Debunking the Only-Child Myths

Realities aside, you may be bothered by the antiquated stereotypes surrounding the only child: lonely and spoiled. Most myths about only children have been studied and disproven repeatedly. For example, large studies in the US and China concluded that only children have as many friends as their peers with siblings. From early ages, children connect online with relatives, and by the time they are school age, they know how to connect electronically. Technology is the preferred method of communication in grade, middle, and high school. For only children, friends are a mere instant message, call, or click away. Even if your only child were to have a younger sibling, it is a good bet that he would spend much of his time engaged in some sort of “conversation” with his friends, not with a brother or sister.

Spoiled? Look around. In our culture of yes-parenting and parents not wanting to see their offspring unhappy for a single second, so many children are spoiled whether or not they have siblings. Selfish? Look around again and you will find selfish children among brothers and sisters.

We have been brainwashed into believing that siblings are socially or intellectually advantageous—or both.  As a means of insuring positive development and happiness, they are not mandatory. Every child is exposed to an endless array of experiences that will affect his temperament and functioning as a grownup. Having or lacking a sibling is just one piece of the thousands of pieces that contribute to and shape a child’s development…and his or her joy or misery during his formative years. It is parenting more than having siblings that influences how an only child—or any child for that matter—turns out.

New Definitions of Family

The era of getting married and having the requisite two children is long gone. Family has new definitions that include single parents, gay and lesbian parents, multi-racial parents, and, of course, one child. The decline in marriage, the number of single women having babies, women in the workforce, the difficulties and expense of adoption and infertility technology, all point to more one-child families.  

Like China, England is already referred to as a one-child nation—over 45 percent of families have one child. Many other countries—Japan, Portugal, Italy, France, Germany, Spain, for instance, have extremely low birth rates—30 percent of families in some of these countries have one child. The United States has been copying European trends in many areas…and being a one-child family is another way we are doing so.

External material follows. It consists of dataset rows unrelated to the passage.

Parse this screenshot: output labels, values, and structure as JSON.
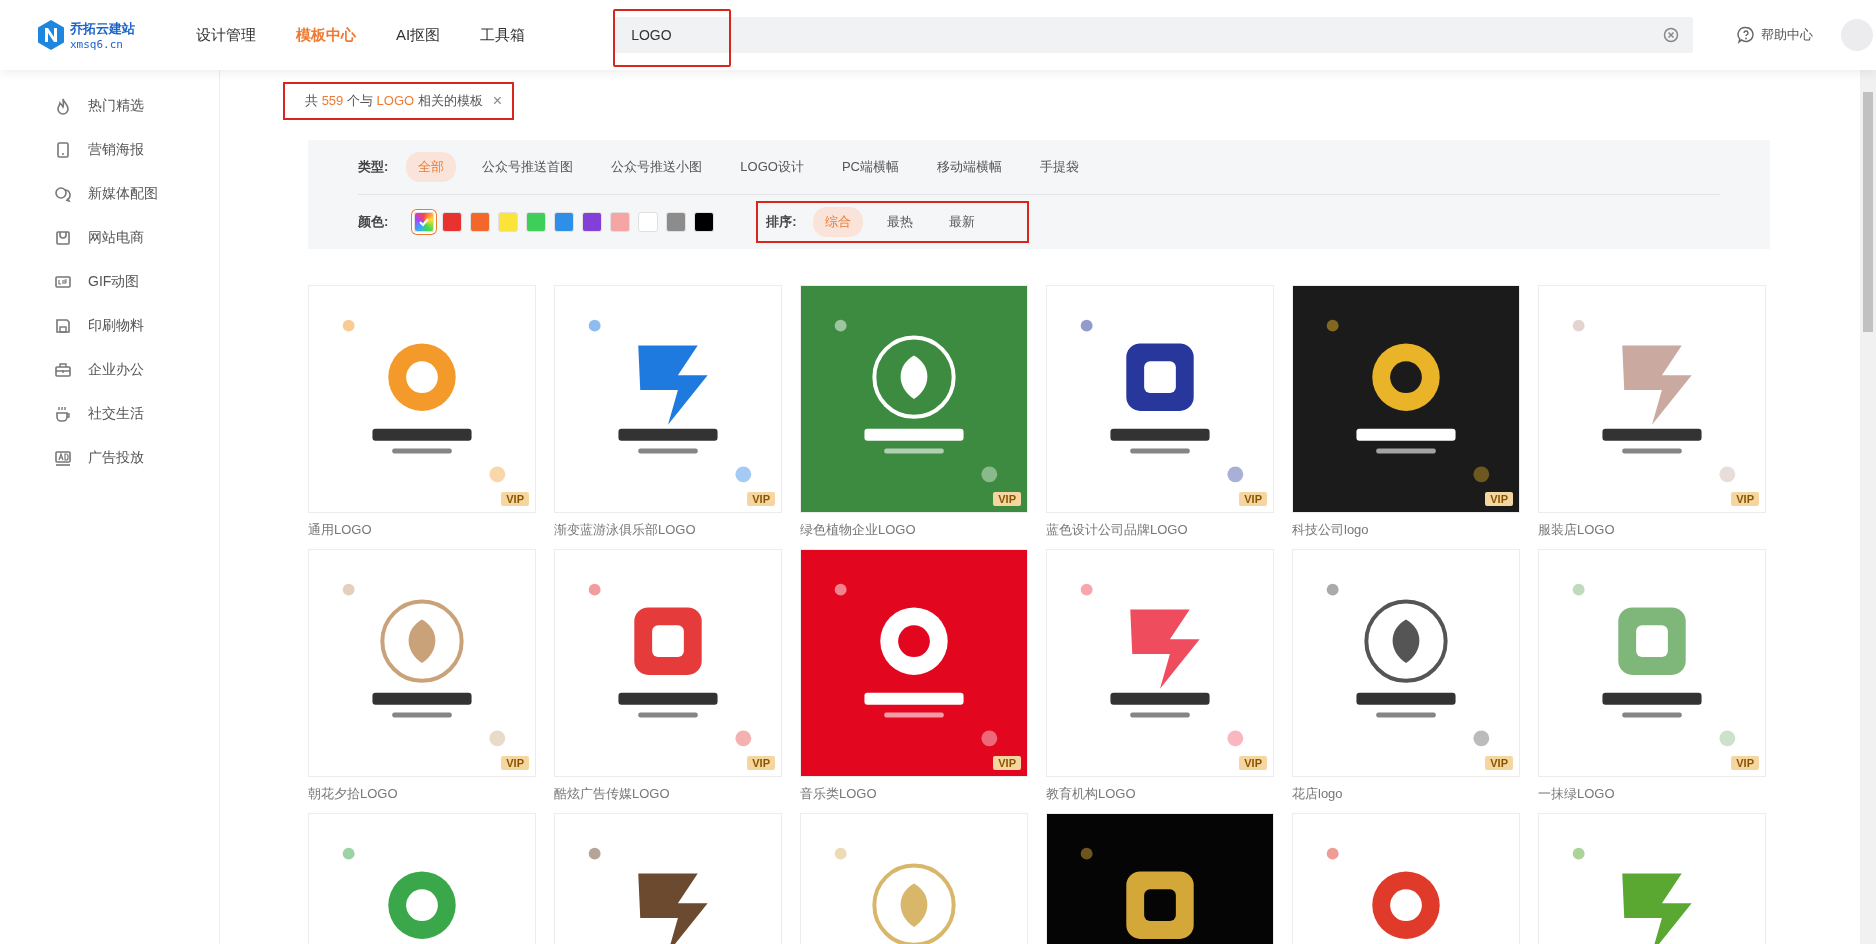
{
  "brand": {
    "name": "乔拓云建站",
    "domain": "xmsq6.cn"
  },
  "nav": [
    {
      "label": "设计管理",
      "selected": false
    },
    {
      "label": "模板中心",
      "selected": true
    },
    {
      "label": "AI抠图",
      "selected": false
    },
    {
      "label": "工具箱",
      "selected": false
    }
  ],
  "search": {
    "value": "LOGO",
    "highlighted": true
  },
  "help": {
    "label": "帮助中心"
  },
  "sidebar": {
    "items": [
      {
        "label": "热门精选"
      },
      {
        "label": "营销海报"
      },
      {
        "label": "新媒体配图"
      },
      {
        "label": "网站电商"
      },
      {
        "label": "GIF动图"
      },
      {
        "label": "印刷物料"
      },
      {
        "label": "企业办公"
      },
      {
        "label": "社交生活"
      },
      {
        "label": "广告投放"
      }
    ]
  },
  "result_summary": {
    "prefix": "共",
    "count": "559",
    "middle": "个与",
    "keyword": "LOGO",
    "suffix": "相关的模板",
    "close": "×",
    "highlighted": true
  },
  "filters": {
    "type_label": "类型:",
    "types": [
      {
        "label": "全部",
        "selected": true
      },
      {
        "label": "公众号推送首图",
        "selected": false
      },
      {
        "label": "公众号推送小图",
        "selected": false
      },
      {
        "label": "LOGO设计",
        "selected": false
      },
      {
        "label": "PC端横幅",
        "selected": false
      },
      {
        "label": "移动端横幅",
        "selected": false
      },
      {
        "label": "手提袋",
        "selected": false
      }
    ],
    "color_label": "颜色:",
    "colors": [
      {
        "kind": "all",
        "selected": true
      },
      {
        "kind": "solid",
        "color": "#e8322f",
        "selected": false
      },
      {
        "kind": "solid",
        "color": "#f2672a",
        "selected": false
      },
      {
        "kind": "solid",
        "color": "#fbe33a",
        "selected": false
      },
      {
        "kind": "solid",
        "color": "#3ecf5a",
        "selected": false
      },
      {
        "kind": "solid",
        "color": "#2d8fe8",
        "selected": false
      },
      {
        "kind": "solid",
        "color": "#8240d8",
        "selected": false
      },
      {
        "kind": "solid",
        "color": "#f6a5a5",
        "selected": false
      },
      {
        "kind": "solid",
        "color": "#ffffff",
        "selected": false
      },
      {
        "kind": "solid",
        "color": "#8c8c8c",
        "selected": false
      },
      {
        "kind": "solid",
        "color": "#000000",
        "selected": false
      }
    ],
    "sort": {
      "label": "排序:",
      "highlighted": true,
      "options": [
        {
          "label": "综合",
          "selected": true
        },
        {
          "label": "最热",
          "selected": false
        },
        {
          "label": "最新",
          "selected": false
        }
      ]
    }
  },
  "templates": [
    {
      "kind": "picture",
      "badge": "VIP",
      "title": "通用LOGO"
    },
    {
      "kind": "picture",
      "badge": "VIP",
      "title": "渐变蓝游泳俱乐部LOGO"
    },
    {
      "kind": "picture",
      "badge": "VIP",
      "title": "绿色植物企业LOGO"
    },
    {
      "kind": "picture",
      "badge": "VIP",
      "title": "蓝色设计公司品牌LOGO"
    },
    {
      "kind": "picture",
      "badge": "VIP",
      "title": "科技公司logo"
    },
    {
      "kind": "picture",
      "badge": "VIP",
      "title": "服装店LOGO"
    },
    {
      "kind": "picture",
      "badge": "VIP",
      "title": "朝花夕拾LOGO"
    },
    {
      "kind": "picture",
      "badge": "VIP",
      "title": "酷炫广告传媒LOGO"
    },
    {
      "kind": "picture",
      "badge": "VIP",
      "title": "音乐类LOGO"
    },
    {
      "kind": "picture",
      "badge": "VIP",
      "title": "教育机构LOGO"
    },
    {
      "kind": "picture",
      "badge": "VIP",
      "title": "花店logo"
    },
    {
      "kind": "picture",
      "badge": "VIP",
      "title": "一抹绿LOGO"
    },
    {
      "kind": "picture"
    },
    {
      "kind": "picture"
    },
    {
      "kind": "picture"
    },
    {
      "kind": "picture"
    },
    {
      "kind": "picture"
    },
    {
      "kind": "picture"
    }
  ]
}
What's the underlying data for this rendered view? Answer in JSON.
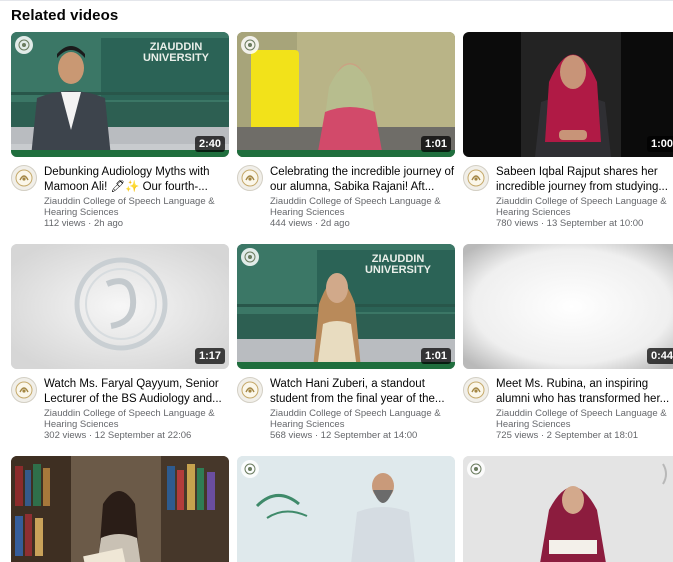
{
  "section_title": "Related videos",
  "videos": [
    {
      "title": "Debunking Audiology Myths with Mamoon Ali! 🖊✨ Our fourth-...",
      "channel": "Ziauddin College of Speech Language & Hearing Sciences",
      "stats": "112 views · 2h ago",
      "duration": "2:40",
      "banner": "ZIAUDDIN UNIVERSITY"
    },
    {
      "title": "Celebrating the incredible journey of our alumna, Sabika Rajani! Aft...",
      "channel": "Ziauddin College of Speech Language & Hearing Sciences",
      "stats": "444 views · 2d ago",
      "duration": "1:01"
    },
    {
      "title": "Sabeen Iqbal Rajput shares her incredible journey from studying...",
      "channel": "Ziauddin College of Speech Language & Hearing Sciences",
      "stats": "780 views · 13 September at 10:00",
      "duration": "1:00"
    },
    {
      "title": "Watch Ms. Faryal Qayyum, Senior Lecturer of the BS Audiology and...",
      "channel": "Ziauddin College of Speech Language & Hearing Sciences",
      "stats": "302 views · 12 September at 22:06",
      "duration": "1:17"
    },
    {
      "title": "Watch Hani Zuberi, a standout student from the final year of the...",
      "channel": "Ziauddin College of Speech Language & Hearing Sciences",
      "stats": "568 views · 12 September at 14:00",
      "duration": "1:01",
      "banner": "ZIAUDDIN UNIVERSITY"
    },
    {
      "title": "Meet Ms. Rubina, an inspiring alumni who has transformed her...",
      "channel": "Ziauddin College of Speech Language & Hearing Sciences",
      "stats": "725 views · 2 September at 18:01",
      "duration": "0:44"
    }
  ]
}
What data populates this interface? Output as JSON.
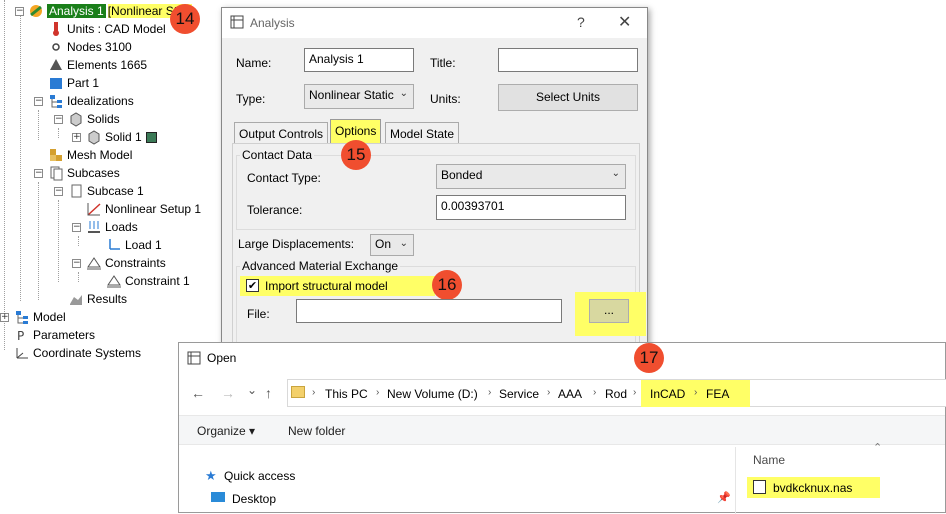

If you are “on the fence” about having more children and buying into the notion that it may be selfish to have one child, consider this comment from the parent of a singleton: “[to have one child] is “seen as selfish, because children are the ultimate sacrifice. Those of us who attempt to make the best of all aspects of our worlds are often seen as greedy because we want it all. I WANT and love my child more than anything, but I also WANT a career and I really WANT a happy marriage. Adding another child to our lives would directly affect two of the three things that have the greatest impact on my happiness quotient.”

Where do you draw the line between being selfish and having a life that allows you to be a content, happy person or parent? Given the many pressures on parents today, more and more feel that they can be better parents to one. For them, one child is the desired, happy choice and fast becoming The New Traditional Family.

About The Author: 
Susan Newman, Ph.D., social psychologist, blogs for Psychology Today Magazine and is the author of The Case for the Only Child (HCI),Under One Roof Again: All Grown Up and (Re)learning to Live Together Happily (Lyons Press), The Book of NO: 250 Ways to Say It--and Mean It and Stop People-Pleasing Forever (McGraw-Hill), Parenting an Only Child, The Joys and Challenges of Raising Your One and Only(Broadway/Doubleday),and Little Things Long Remembered: Making Your Children Feel Special Every Day (Random House/Crown), among others. See: and Follow me on Twitter